(Component data from apps and pages)
━━━━━━━━

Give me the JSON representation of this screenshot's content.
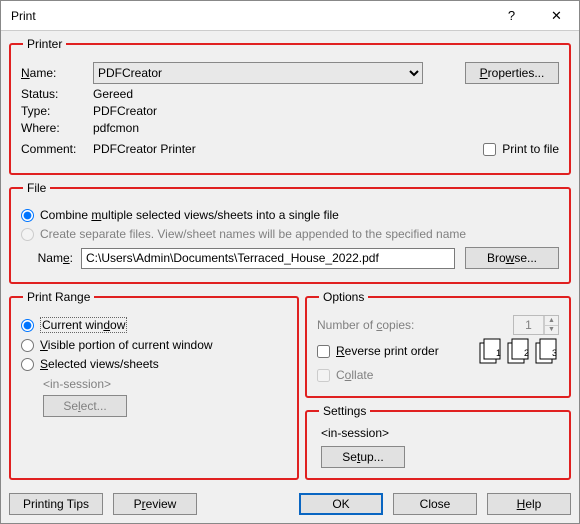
{
  "titlebar": {
    "title": "Print",
    "help": "?",
    "close": "✕"
  },
  "printer": {
    "legend": "Printer",
    "name_label": "Name:",
    "name_value": "PDFCreator",
    "properties_btn": "Properties...",
    "status_label": "Status:",
    "status_value": "Gereed",
    "type_label": "Type:",
    "type_value": "PDFCreator",
    "where_label": "Where:",
    "where_value": "pdfcmon",
    "comment_label": "Comment:",
    "comment_value": "PDFCreator Printer",
    "print_to_file": "Print to file"
  },
  "file": {
    "legend": "File",
    "opt_combine": "Combine multiple selected views/sheets into a single file",
    "opt_separate": "Create separate files. View/sheet names will be appended to the specified name",
    "name_label": "Name:",
    "path": "C:\\Users\\Admin\\Documents\\Terraced_House_2022.pdf",
    "browse_btn": "Browse..."
  },
  "range": {
    "legend": "Print Range",
    "opt_current": "Current window",
    "opt_visible": "Visible portion of current window",
    "opt_selected": "Selected views/sheets",
    "session": "<in-session>",
    "select_btn": "Select..."
  },
  "options": {
    "legend": "Options",
    "copies_label": "Number of copies:",
    "copies_value": "1",
    "reverse": "Reverse print order",
    "collate": "Collate"
  },
  "settings": {
    "legend": "Settings",
    "session": "<in-session>",
    "setup_btn": "Setup..."
  },
  "footer": {
    "tips": "Printing Tips",
    "preview": "Preview",
    "ok": "OK",
    "close": "Close",
    "help": "Help"
  }
}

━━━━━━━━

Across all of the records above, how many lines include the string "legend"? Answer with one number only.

■ **THE COMPLETED TASK**: 5